EXERCISE BRIEF:
Set down every record below exactly as it stands, with the pictures omitted.

GIVEN DATA:
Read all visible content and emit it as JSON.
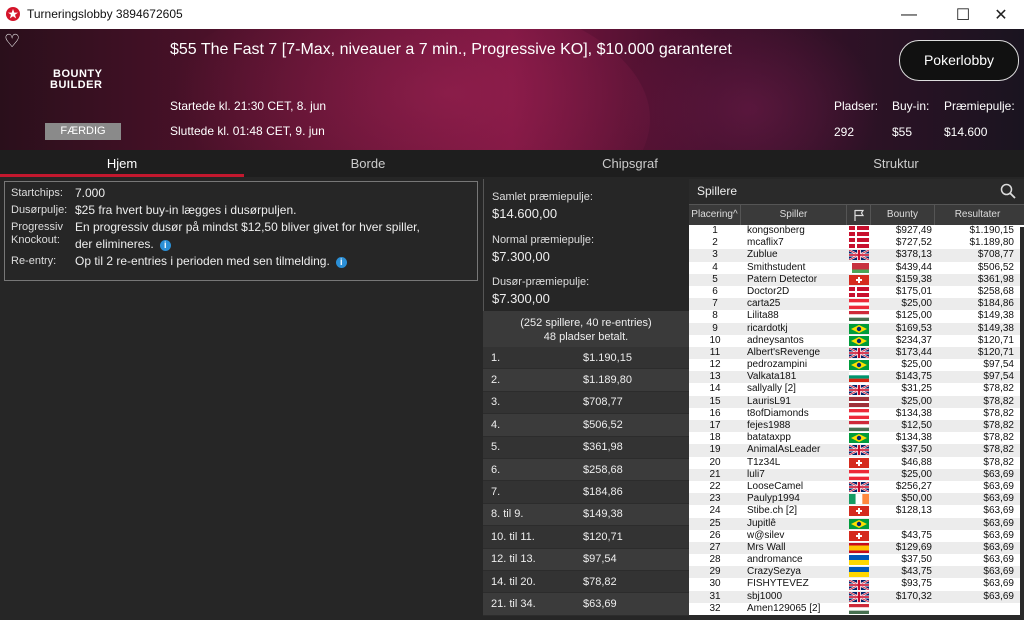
{
  "window": {
    "title": "Turneringslobby 3894672605",
    "min": "—",
    "max": "☐",
    "close": "✕"
  },
  "header": {
    "event_title": "$55 The Fast 7 [7-Max, niveauer a 7 min., Progressive KO], $10.000 garanteret",
    "logo_line1": "BOUNTY",
    "logo_line2": "BUILDER",
    "status": "FÆRDIG",
    "start": "Startede kl. 21:30 CET, 8. jun",
    "end": "Sluttede kl. 01:48 CET, 9. jun",
    "lobby_button": "Pokerlobby",
    "seats_label": "Pladser:",
    "seats_value": "292",
    "buyin_label": "Buy-in:",
    "buyin_value": "$55",
    "prize_label": "Præmiepulje:",
    "prize_value": "$14.600"
  },
  "tabs": [
    "Hjem",
    "Borde",
    "Chipsgraf",
    "Struktur"
  ],
  "info": {
    "startchips_label": "Startchips:",
    "startchips_value": "7.000",
    "bountypool_label": "Dusørpulje:",
    "bountypool_value": "$25 fra hvert buy-in lægges i dusørpuljen.",
    "pko_label1": "Progressiv",
    "pko_label2": "Knockout:",
    "pko_value1": "En progressiv dusør på mindst $12,50 bliver givet for hver spiller,",
    "pko_value2": "der elimineres.",
    "reentry_label": "Re-entry:",
    "reentry_value": "Op til 2 re-entries i perioden med sen tilmelding."
  },
  "pool": {
    "total_label": "Samlet præmiepulje:",
    "total_value": "$14.600,00",
    "normal_label": "Normal præmiepulje:",
    "normal_value": "$7.300,00",
    "bounty_label": "Dusør-præmiepulje:",
    "bounty_value": "$7.300,00",
    "summary1": "(252 spillere, 40 re-entries)",
    "summary2": "48 pladser betalt."
  },
  "payouts": [
    {
      "place": "1.",
      "amount": "$1.190,15"
    },
    {
      "place": "2.",
      "amount": "$1.189,80"
    },
    {
      "place": "3.",
      "amount": "$708,77"
    },
    {
      "place": "4.",
      "amount": "$506,52"
    },
    {
      "place": "5.",
      "amount": "$361,98"
    },
    {
      "place": "6.",
      "amount": "$258,68"
    },
    {
      "place": "7.",
      "amount": "$184,86"
    },
    {
      "place": "8. til 9.",
      "amount": "$149,38"
    },
    {
      "place": "10. til 11.",
      "amount": "$120,71"
    },
    {
      "place": "12. til 13.",
      "amount": "$97,54"
    },
    {
      "place": "14. til 20.",
      "amount": "$78,82"
    },
    {
      "place": "21. til 34.",
      "amount": "$63,69"
    }
  ],
  "players": {
    "search_label": "Spillere",
    "col_place": "Placering",
    "col_player": "Spiller",
    "col_bounty": "Bounty",
    "col_result": "Resultater",
    "rows": [
      {
        "p": "1",
        "n": "kongsonberg",
        "f": "dk",
        "b": "$927,49",
        "r": "$1.190,15"
      },
      {
        "p": "2",
        "n": "mcaflix7",
        "f": "dk",
        "b": "$727,52",
        "r": "$1.189,80"
      },
      {
        "p": "3",
        "n": "Zublue",
        "f": "gb",
        "b": "$378,13",
        "r": "$708,77"
      },
      {
        "p": "4",
        "n": "Smithstudent",
        "f": "by",
        "b": "$439,44",
        "r": "$506,52"
      },
      {
        "p": "5",
        "n": "Patern Detector",
        "f": "ch",
        "b": "$159,38",
        "r": "$361,98"
      },
      {
        "p": "6",
        "n": "Doctor2D",
        "f": "dk",
        "b": "$175,01",
        "r": "$258,68"
      },
      {
        "p": "7",
        "n": "carta25",
        "f": "at",
        "b": "$25,00",
        "r": "$184,86"
      },
      {
        "p": "8",
        "n": "Lilita88",
        "f": "hu",
        "b": "$125,00",
        "r": "$149,38"
      },
      {
        "p": "9",
        "n": "ricardotkj",
        "f": "br",
        "b": "$169,53",
        "r": "$149,38"
      },
      {
        "p": "10",
        "n": "adneysantos",
        "f": "br",
        "b": "$234,37",
        "r": "$120,71"
      },
      {
        "p": "11",
        "n": "Albert'sRevenge",
        "f": "gb",
        "b": "$173,44",
        "r": "$120,71"
      },
      {
        "p": "12",
        "n": "pedrozampini",
        "f": "br",
        "b": "$25,00",
        "r": "$97,54"
      },
      {
        "p": "13",
        "n": "Valkata181",
        "f": "bg",
        "b": "$143,75",
        "r": "$97,54"
      },
      {
        "p": "14",
        "n": "sallyally [2]",
        "f": "gb",
        "b": "$31,25",
        "r": "$78,82"
      },
      {
        "p": "15",
        "n": "LaurisL91",
        "f": "lv",
        "b": "$25,00",
        "r": "$78,82"
      },
      {
        "p": "16",
        "n": "t8ofDiamonds",
        "f": "at",
        "b": "$134,38",
        "r": "$78,82"
      },
      {
        "p": "17",
        "n": "fejes1988",
        "f": "hu",
        "b": "$12,50",
        "r": "$78,82"
      },
      {
        "p": "18",
        "n": "batataxpp",
        "f": "br",
        "b": "$134,38",
        "r": "$78,82"
      },
      {
        "p": "19",
        "n": "AnimalAsLeader",
        "f": "gb",
        "b": "$37,50",
        "r": "$78,82"
      },
      {
        "p": "20",
        "n": "T1z34L",
        "f": "ch",
        "b": "$46,88",
        "r": "$78,82"
      },
      {
        "p": "21",
        "n": "luli7",
        "f": "at",
        "b": "$25,00",
        "r": "$63,69"
      },
      {
        "p": "22",
        "n": "LooseCamel",
        "f": "gb",
        "b": "$256,27",
        "r": "$63,69"
      },
      {
        "p": "23",
        "n": "Paulyp1994",
        "f": "ie",
        "b": "$50,00",
        "r": "$63,69"
      },
      {
        "p": "24",
        "n": "Stibe.ch [2]",
        "f": "ch",
        "b": "$128,13",
        "r": "$63,69"
      },
      {
        "p": "25",
        "n": "Jupitlê",
        "f": "br",
        "b": "",
        "r": "$63,69"
      },
      {
        "p": "26",
        "n": "w@silev",
        "f": "ch",
        "b": "$43,75",
        "r": "$63,69"
      },
      {
        "p": "27",
        "n": "Mrs Wall",
        "f": "es",
        "b": "$129,69",
        "r": "$63,69"
      },
      {
        "p": "28",
        "n": "andromance",
        "f": "ua",
        "b": "$37,50",
        "r": "$63,69"
      },
      {
        "p": "29",
        "n": "CrazySezya",
        "f": "ua",
        "b": "$43,75",
        "r": "$63,69"
      },
      {
        "p": "30",
        "n": "FISHYTEVEZ",
        "f": "gb",
        "b": "$93,75",
        "r": "$63,69"
      },
      {
        "p": "31",
        "n": "sbj1000",
        "f": "gb",
        "b": "$170,32",
        "r": "$63,69"
      },
      {
        "p": "32",
        "n": "Amen129065 [2]",
        "f": "hu",
        "b": "",
        "r": ""
      }
    ]
  }
}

EXPECTED ANSWER:
Read all visible content and emit it as JSON.
{
  "window": {
    "title": "Turneringslobby 3894672605",
    "min": "—",
    "max": "☐",
    "close": "✕"
  },
  "header": {
    "event_title": "$55 The Fast 7 [7-Max, niveauer a 7 min., Progressive KO], $10.000 garanteret",
    "logo_line1": "BOUNTY",
    "logo_line2": "BUILDER",
    "status": "FÆRDIG",
    "start": "Startede kl. 21:30 CET, 8. jun",
    "end": "Sluttede kl. 01:48 CET, 9. jun",
    "lobby_button": "Pokerlobby",
    "seats_label": "Pladser:",
    "seats_value": "292",
    "buyin_label": "Buy-in:",
    "buyin_value": "$55",
    "prize_label": "Præmiepulje:",
    "prize_value": "$14.600"
  },
  "tabs": [
    "Hjem",
    "Borde",
    "Chipsgraf",
    "Struktur"
  ],
  "info": {
    "startchips_label": "Startchips:",
    "startchips_value": "7.000",
    "bountypool_label": "Dusørpulje:",
    "bountypool_value": "$25 fra hvert buy-in lægges i dusørpuljen.",
    "pko_label1": "Progressiv",
    "pko_label2": "Knockout:",
    "pko_value1": "En progressiv dusør på mindst $12,50 bliver givet for hver spiller,",
    "pko_value2": "der elimineres.",
    "reentry_label": "Re-entry:",
    "reentry_value": "Op til 2 re-entries i perioden med sen tilmelding."
  },
  "pool": {
    "total_label": "Samlet præmiepulje:",
    "total_value": "$14.600,00",
    "normal_label": "Normal præmiepulje:",
    "normal_value": "$7.300,00",
    "bounty_label": "Dusør-præmiepulje:",
    "bounty_value": "$7.300,00",
    "summary1": "(252 spillere, 40 re-entries)",
    "summary2": "48 pladser betalt."
  },
  "payouts": [
    {
      "place": "1.",
      "amount": "$1.190,15"
    },
    {
      "place": "2.",
      "amount": "$1.189,80"
    },
    {
      "place": "3.",
      "amount": "$708,77"
    },
    {
      "place": "4.",
      "amount": "$506,52"
    },
    {
      "place": "5.",
      "amount": "$361,98"
    },
    {
      "place": "6.",
      "amount": "$258,68"
    },
    {
      "place": "7.",
      "amount": "$184,86"
    },
    {
      "place": "8. til 9.",
      "amount": "$149,38"
    },
    {
      "place": "10. til 11.",
      "amount": "$120,71"
    },
    {
      "place": "12. til 13.",
      "amount": "$97,54"
    },
    {
      "place": "14. til 20.",
      "amount": "$78,82"
    },
    {
      "place": "21. til 34.",
      "amount": "$63,69"
    }
  ],
  "players": {
    "search_label": "Spillere",
    "col_place": "Placering",
    "col_player": "Spiller",
    "col_bounty": "Bounty",
    "col_result": "Resultater",
    "rows": [
      {
        "p": "1",
        "n": "kongsonberg",
        "f": "dk",
        "b": "$927,49",
        "r": "$1.190,15"
      },
      {
        "p": "2",
        "n": "mcaflix7",
        "f": "dk",
        "b": "$727,52",
        "r": "$1.189,80"
      },
      {
        "p": "3",
        "n": "Zublue",
        "f": "gb",
        "b": "$378,13",
        "r": "$708,77"
      },
      {
        "p": "4",
        "n": "Smithstudent",
        "f": "by",
        "b": "$439,44",
        "r": "$506,52"
      },
      {
        "p": "5",
        "n": "Patern Detector",
        "f": "ch",
        "b": "$159,38",
        "r": "$361,98"
      },
      {
        "p": "6",
        "n": "Doctor2D",
        "f": "dk",
        "b": "$175,01",
        "r": "$258,68"
      },
      {
        "p": "7",
        "n": "carta25",
        "f": "at",
        "b": "$25,00",
        "r": "$184,86"
      },
      {
        "p": "8",
        "n": "Lilita88",
        "f": "hu",
        "b": "$125,00",
        "r": "$149,38"
      },
      {
        "p": "9",
        "n": "ricardotkj",
        "f": "br",
        "b": "$169,53",
        "r": "$149,38"
      },
      {
        "p": "10",
        "n": "adneysantos",
        "f": "br",
        "b": "$234,37",
        "r": "$120,71"
      },
      {
        "p": "11",
        "n": "Albert'sRevenge",
        "f": "gb",
        "b": "$173,44",
        "r": "$120,71"
      },
      {
        "p": "12",
        "n": "pedrozampini",
        "f": "br",
        "b": "$25,00",
        "r": "$97,54"
      },
      {
        "p": "13",
        "n": "Valkata181",
        "f": "bg",
        "b": "$143,75",
        "r": "$97,54"
      },
      {
        "p": "14",
        "n": "sallyally [2]",
        "f": "gb",
        "b": "$31,25",
        "r": "$78,82"
      },
      {
        "p": "15",
        "n": "LaurisL91",
        "f": "lv",
        "b": "$25,00",
        "r": "$78,82"
      },
      {
        "p": "16",
        "n": "t8ofDiamonds",
        "f": "at",
        "b": "$134,38",
        "r": "$78,82"
      },
      {
        "p": "17",
        "n": "fejes1988",
        "f": "hu",
        "b": "$12,50",
        "r": "$78,82"
      },
      {
        "p": "18",
        "n": "batataxpp",
        "f": "br",
        "b": "$134,38",
        "r": "$78,82"
      },
      {
        "p": "19",
        "n": "AnimalAsLeader",
        "f": "gb",
        "b": "$37,50",
        "r": "$78,82"
      },
      {
        "p": "20",
        "n": "T1z34L",
        "f": "ch",
        "b": "$46,88",
        "r": "$78,82"
      },
      {
        "p": "21",
        "n": "luli7",
        "f": "at",
        "b": "$25,00",
        "r": "$63,69"
      },
      {
        "p": "22",
        "n": "LooseCamel",
        "f": "gb",
        "b": "$256,27",
        "r": "$63,69"
      },
      {
        "p": "23",
        "n": "Paulyp1994",
        "f": "ie",
        "b": "$50,00",
        "r": "$63,69"
      },
      {
        "p": "24",
        "n": "Stibe.ch [2]",
        "f": "ch",
        "b": "$128,13",
        "r": "$63,69"
      },
      {
        "p": "25",
        "n": "Jupitlê",
        "f": "br",
        "b": "",
        "r": "$63,69"
      },
      {
        "p": "26",
        "n": "w@silev",
        "f": "ch",
        "b": "$43,75",
        "r": "$63,69"
      },
      {
        "p": "27",
        "n": "Mrs Wall",
        "f": "es",
        "b": "$129,69",
        "r": "$63,69"
      },
      {
        "p": "28",
        "n": "andromance",
        "f": "ua",
        "b": "$37,50",
        "r": "$63,69"
      },
      {
        "p": "29",
        "n": "CrazySezya",
        "f": "ua",
        "b": "$43,75",
        "r": "$63,69"
      },
      {
        "p": "30",
        "n": "FISHYTEVEZ",
        "f": "gb",
        "b": "$93,75",
        "r": "$63,69"
      },
      {
        "p": "31",
        "n": "sbj1000",
        "f": "gb",
        "b": "$170,32",
        "r": "$63,69"
      },
      {
        "p": "32",
        "n": "Amen129065 [2]",
        "f": "hu",
        "b": "",
        "r": ""
      }
    ]
  }
}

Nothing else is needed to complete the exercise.